[What to do] Each entry below is to be reproduced exactly, though any pictures it holds must be omitted.

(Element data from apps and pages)
****************************************
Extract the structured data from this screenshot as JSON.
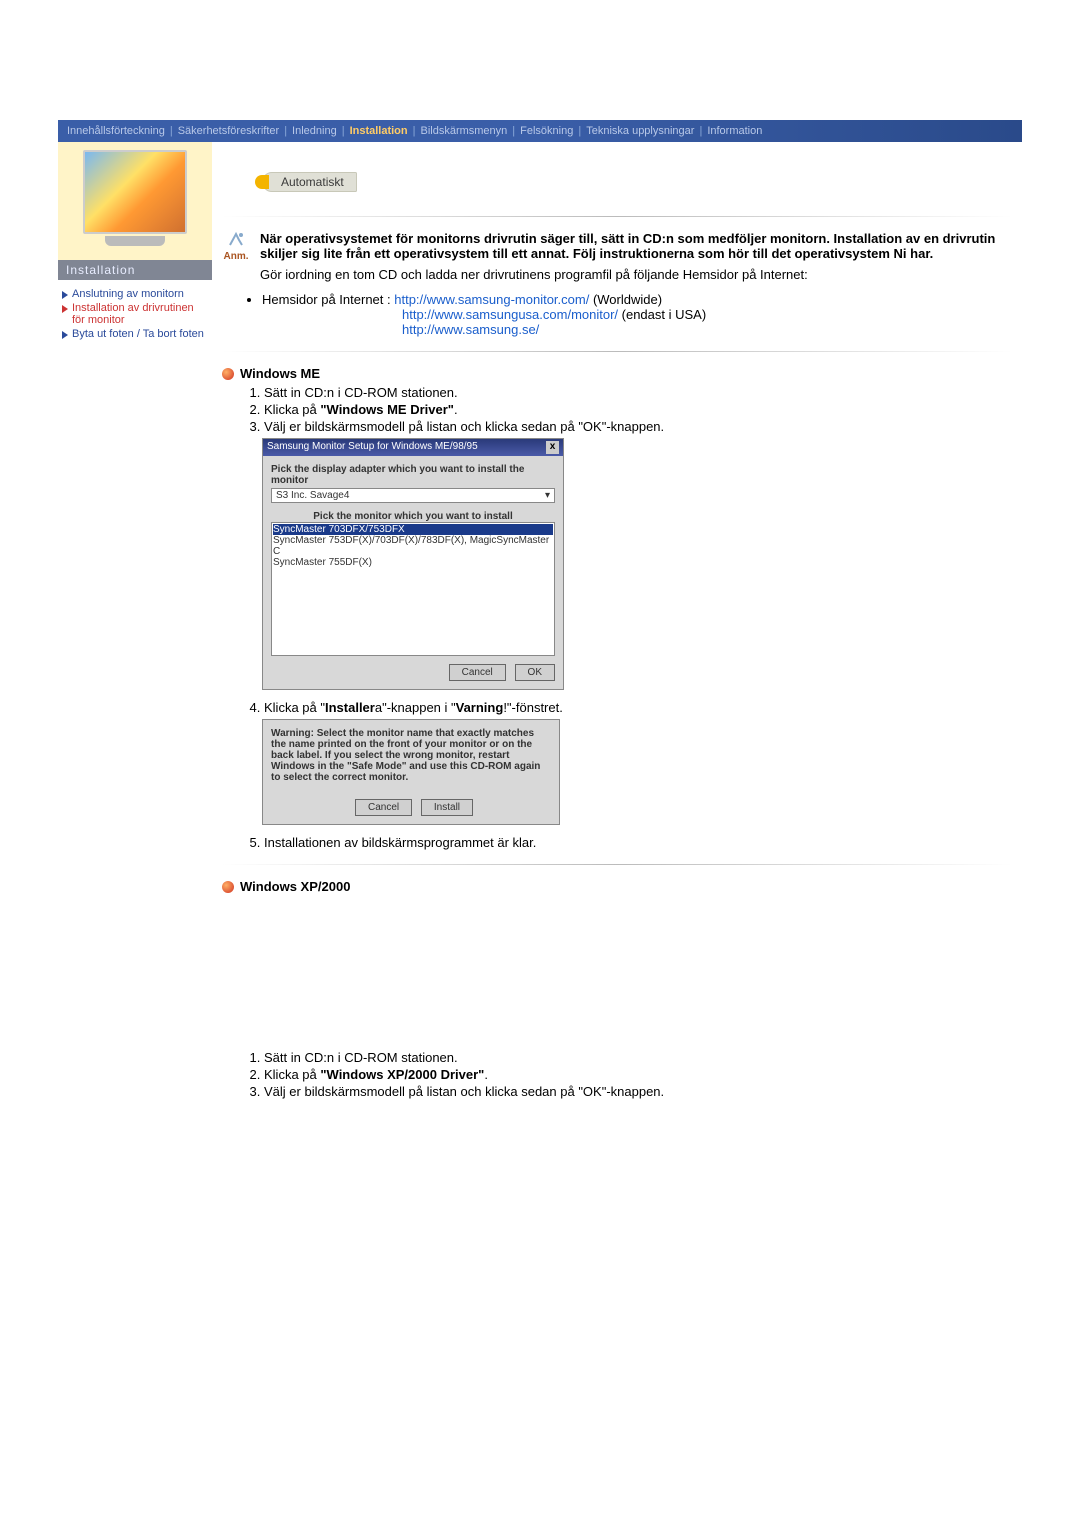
{
  "nav": {
    "items": [
      "Innehållsförteckning",
      "Säkerhetsföreskrifter",
      "Inledning",
      "Installation",
      "Bildskärmsmenyn",
      "Felsökning",
      "Tekniska upplysningar",
      "Information"
    ],
    "active_index": 3
  },
  "sidebar": {
    "title": "Installation",
    "links": [
      {
        "text": "Anslutning av monitorn",
        "active": false
      },
      {
        "text": "Installation av drivrutinen för monitor",
        "active": true
      },
      {
        "text": "Byta ut foten / Ta bort foten",
        "active": false
      }
    ]
  },
  "tab_label": "Automatiskt",
  "anm_label": "Anm.",
  "intro_bold": "När operativsystemet för monitorns drivrutin säger till, sätt in CD:n som medföljer monitorn. Installation av en drivrutin skiljer sig lite från ett operativsystem till ett annat. Följ instruktionerna som hör till det operativsystem Ni har.",
  "intro_plain": "Gör iordning en tom CD och ladda ner drivrutinens programfil på följande Hemsidor på Internet:",
  "homesites": {
    "label": "Hemsidor på Internet :",
    "rows": [
      {
        "url": "http://www.samsung-monitor.com/",
        "suffix": " (Worldwide)"
      },
      {
        "url": "http://www.samsungusa.com/monitor/",
        "suffix": " (endast i USA)"
      },
      {
        "url": "http://www.samsung.se/",
        "suffix": ""
      }
    ]
  },
  "me": {
    "heading": "Windows ME",
    "step1": "Sätt in CD:n i CD-ROM stationen.",
    "step2_pre": "Klicka på ",
    "step2_bold": "\"Windows ME Driver\"",
    "step2_post": ".",
    "step3": "Välj er bildskärmsmodell på listan och klicka sedan på \"OK\"-knappen.",
    "step4_pre": "Klicka på \"",
    "step4_b1": "Installer",
    "step4_mid": "a\"-knappen i \"",
    "step4_b2": "Varning",
    "step4_post": "!\"-fönstret.",
    "step5": "Installationen av bildskärmsprogrammet är klar."
  },
  "dlg1": {
    "title": "Samsung Monitor Setup for Windows ME/98/95",
    "line1": "Pick the display adapter which you want to install the monitor",
    "adapter": "S3 Inc. Savage4",
    "line2": "Pick the monitor which you want to install",
    "items": [
      "SyncMaster 703DFX/753DFX",
      "SyncMaster 753DF(X)/703DF(X)/783DF(X), MagicSyncMaster C",
      "SyncMaster 755DF(X)"
    ],
    "btn_cancel": "Cancel",
    "btn_ok": "OK"
  },
  "dlg2": {
    "warning": "Warning: Select the monitor name that exactly matches the name printed on the front of your monitor or on the back label. If you select the wrong monitor, restart Windows in the \"Safe Mode\" and use this CD-ROM again to select the correct monitor.",
    "btn_cancel": "Cancel",
    "btn_install": "Install"
  },
  "xp": {
    "heading": "Windows XP/2000",
    "step1": "Sätt in CD:n i CD-ROM stationen.",
    "step2_pre": "Klicka på ",
    "step2_bold": "\"Windows XP/2000 Driver\"",
    "step2_post": ".",
    "step3": "Välj er bildskärmsmodell på listan och klicka sedan på \"OK\"-knappen."
  }
}
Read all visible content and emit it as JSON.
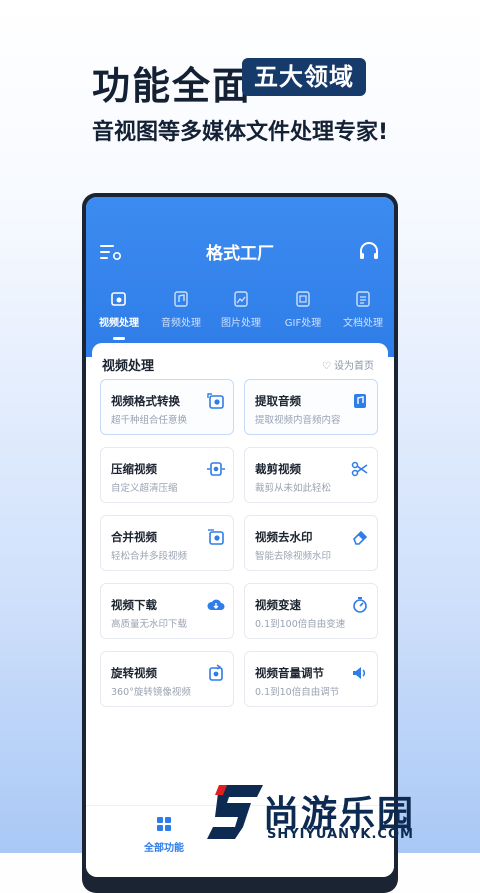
{
  "hero": {
    "title": "功能全面",
    "tag": "五大领域",
    "subtitle": "音视图等多媒体文件处理专家!"
  },
  "app": {
    "title": "格式工厂",
    "icons": {
      "menu": "menu-settings-icon",
      "support": "headset-icon"
    }
  },
  "tabs": [
    {
      "label": "视频处理",
      "icon": "video-icon",
      "active": true
    },
    {
      "label": "音频处理",
      "icon": "audio-file-icon",
      "active": false
    },
    {
      "label": "图片处理",
      "icon": "image-file-icon",
      "active": false
    },
    {
      "label": "GIF处理",
      "icon": "gif-file-icon",
      "active": false
    },
    {
      "label": "文档处理",
      "icon": "document-file-icon",
      "active": false
    }
  ],
  "section": {
    "title": "视频处理",
    "set_home": "设为首页"
  },
  "cards": [
    {
      "title": "视频格式转换",
      "desc": "超千种组合任意换",
      "icon": "video-convert-icon"
    },
    {
      "title": "提取音频",
      "desc": "提取视频内音频内容",
      "icon": "extract-audio-icon"
    },
    {
      "title": "压缩视频",
      "desc": "自定义超清压缩",
      "icon": "compress-icon"
    },
    {
      "title": "裁剪视频",
      "desc": "裁剪从未如此轻松",
      "icon": "scissors-icon"
    },
    {
      "title": "合并视频",
      "desc": "轻松合并多段视频",
      "icon": "merge-icon"
    },
    {
      "title": "视频去水印",
      "desc": "智能去除视频水印",
      "icon": "eraser-icon"
    },
    {
      "title": "视频下载",
      "desc": "高质量无水印下载",
      "icon": "cloud-download-icon"
    },
    {
      "title": "视频变速",
      "desc": "0.1到100倍自由变速",
      "icon": "speed-icon"
    },
    {
      "title": "旋转视频",
      "desc": "360°旋转镜像视频",
      "icon": "rotate-icon"
    },
    {
      "title": "视频音量调节",
      "desc": "0.1到10倍自由调节",
      "icon": "volume-icon"
    }
  ],
  "bottom_nav": {
    "label": "全部功能",
    "icon": "grid-icon"
  },
  "watermark": {
    "cn": "尚游乐园",
    "en": "SHYIYUANYK.COM"
  },
  "colors": {
    "accent": "#2f7de8",
    "dark": "#163a6a"
  }
}
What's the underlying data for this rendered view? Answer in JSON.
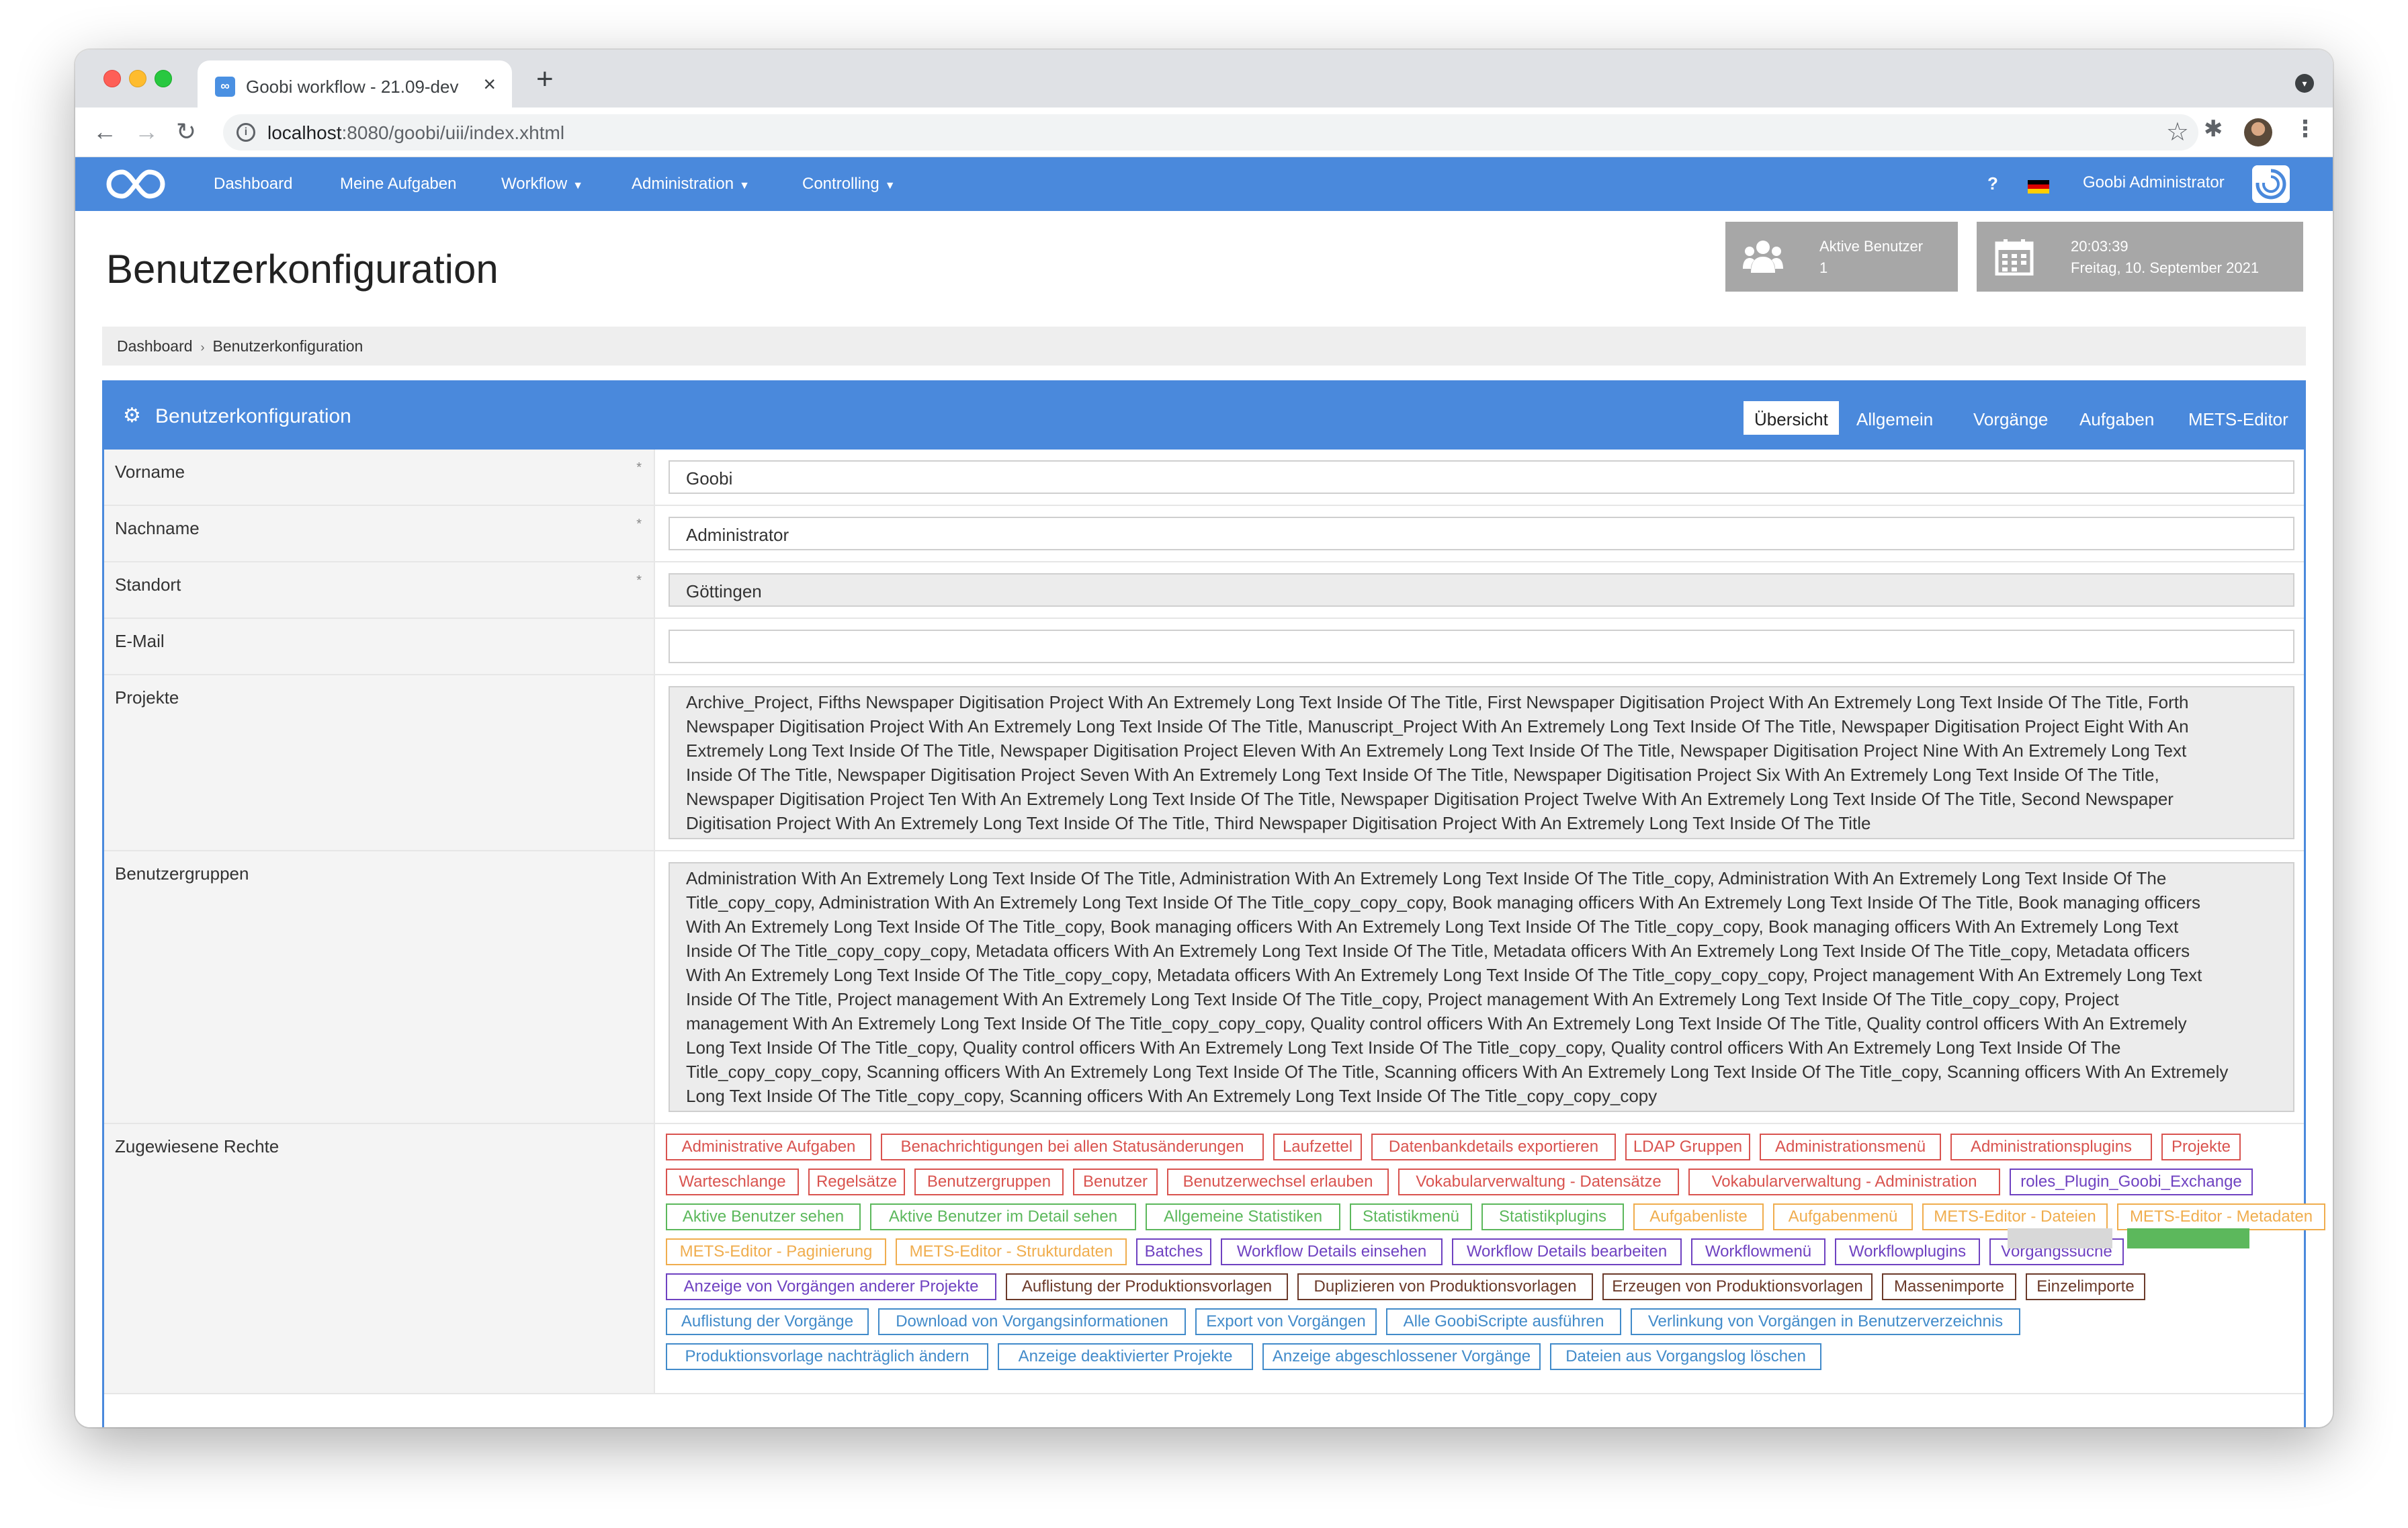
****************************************
[Problem solution]
Extract the structured data from this screenshot as JSON.
{
  "nav": {
    "items": [
      "Innehållsförteckning",
      "Säkerhetsföreskrifter",
      "Inledning",
      "Installation",
      "Bildskärmsmenyn",
      "Felsökning",
      "Tekniska upplysningar",
      "Information"
    ],
    "active_index": 3
  },
  "sidebar": {
    "title": "Installation",
    "links": [
      {
        "text": "Anslutning av monitorn",
        "active": false
      },
      {
        "text": "Installation av drivrutinen för monitor",
        "active": true
      },
      {
        "text": "Byta ut foten / Ta bort foten",
        "active": false
      }
    ]
  },
  "tab_label": "Automatiskt",
  "anm_label": "Anm.",
  "intro_bold": "När operativsystemet för monitorns drivrutin säger till, sätt in CD:n som medföljer monitorn. Installation av en drivrutin skiljer sig lite från ett operativsystem till ett annat. Följ instruktionerna som hör till det operativsystem Ni har.",
  "intro_plain": "Gör iordning en tom CD och ladda ner drivrutinens programfil på följande Hemsidor på Internet:",
  "homesites": {
    "label": "Hemsidor på Internet :",
    "rows": [
      {
        "url": "http://www.samsung-monitor.com/",
        "suffix": " (Worldwide)"
      },
      {
        "url": "http://www.samsungusa.com/monitor/",
        "suffix": " (endast i USA)"
      },
      {
        "url": "http://www.samsung.se/",
        "suffix": ""
      }
    ]
  },
  "me": {
    "heading": "Windows ME",
    "step1": "Sätt in CD:n i CD-ROM stationen.",
    "step2_pre": "Klicka på ",
    "step2_bold": "\"Windows ME Driver\"",
    "step2_post": ".",
    "step3": "Välj er bildskärmsmodell på listan och klicka sedan på \"OK\"-knappen.",
    "step4_pre": "Klicka på \"",
    "step4_b1": "Installer",
    "step4_mid": "a\"-knappen i \"",
    "step4_b2": "Varning",
    "step4_post": "!\"-fönstret.",
    "step5": "Installationen av bildskärmsprogrammet är klar."
  },
  "dlg1": {
    "title": "Samsung Monitor Setup for Windows ME/98/95",
    "line1": "Pick the display adapter which you want to install the monitor",
    "adapter": "S3 Inc. Savage4",
    "line2": "Pick the monitor which you want to install",
    "items": [
      "SyncMaster 703DFX/753DFX",
      "SyncMaster 753DF(X)/703DF(X)/783DF(X), MagicSyncMaster C",
      "SyncMaster 755DF(X)"
    ],
    "btn_cancel": "Cancel",
    "btn_ok": "OK"
  },
  "dlg2": {
    "warning": "Warning: Select the monitor name that exactly matches the name printed on the front of your monitor or on the back label. If you select the wrong monitor, restart Windows in the \"Safe Mode\" and use this CD-ROM again to select the correct monitor.",
    "btn_cancel": "Cancel",
    "btn_install": "Install"
  },
  "xp": {
    "heading": "Windows XP/2000",
    "step1": "Sätt in CD:n i CD-ROM stationen.",
    "step2_pre": "Klicka på ",
    "step2_bold": "\"Windows XP/2000 Driver\"",
    "step2_post": ".",
    "step3": "Välj er bildskärmsmodell på listan och klicka sedan på \"OK\"-knappen."
  }
}
Read all visible content and emit it as JSON.
{
  "hero": {
    "title": "功能全面",
    "tag": "五大领域",
    "subtitle": "音视图等多媒体文件处理专家!"
  },
  "app": {
    "title": "格式工厂",
    "icons": {
      "menu": "menu-settings-icon",
      "support": "headset-icon"
    }
  },
  "tabs": [
    {
      "label": "视频处理",
      "icon": "video-icon",
      "active": true
    },
    {
      "label": "音频处理",
      "icon": "audio-file-icon",
      "active": false
    },
    {
      "label": "图片处理",
      "icon": "image-file-icon",
      "active": false
    },
    {
      "label": "GIF处理",
      "icon": "gif-file-icon",
      "active": false
    },
    {
      "label": "文档处理",
      "icon": "document-file-icon",
      "active": false
    }
  ],
  "section": {
    "title": "视频处理",
    "set_home": "设为首页"
  },
  "cards": [
    {
      "title": "视频格式转换",
      "desc": "超千种组合任意换",
      "icon": "video-convert-icon"
    },
    {
      "title": "提取音频",
      "desc": "提取视频内音频内容",
      "icon": "extract-audio-icon"
    },
    {
      "title": "压缩视频",
      "desc": "自定义超清压缩",
      "icon": "compress-icon"
    },
    {
      "title": "裁剪视频",
      "desc": "裁剪从未如此轻松",
      "icon": "scissors-icon"
    },
    {
      "title": "合并视频",
      "desc": "轻松合并多段视频",
      "icon": "merge-icon"
    },
    {
      "title": "视频去水印",
      "desc": "智能去除视频水印",
      "icon": "eraser-icon"
    },
    {
      "title": "视频下载",
      "desc": "高质量无水印下载",
      "icon": "cloud-download-icon"
    },
    {
      "title": "视频变速",
      "desc": "0.1到100倍自由变速",
      "icon": "speed-icon"
    },
    {
      "title": "旋转视频",
      "desc": "360°旋转镜像视频",
      "icon": "rotate-icon"
    },
    {
      "title": "视频音量调节",
      "desc": "0.1到10倍自由调节",
      "icon": "volume-icon"
    }
  ],
  "bottom_nav": {
    "label": "全部功能",
    "icon": "grid-icon"
  },
  "watermark": {
    "cn": "尚游乐园",
    "en": "SHYIYUANYK.COM"
  },
  "colors": {
    "accent": "#2f7de8",
    "dark": "#163a6a"
  }
}
What's the underlying data for this rendered view? Answer in JSON.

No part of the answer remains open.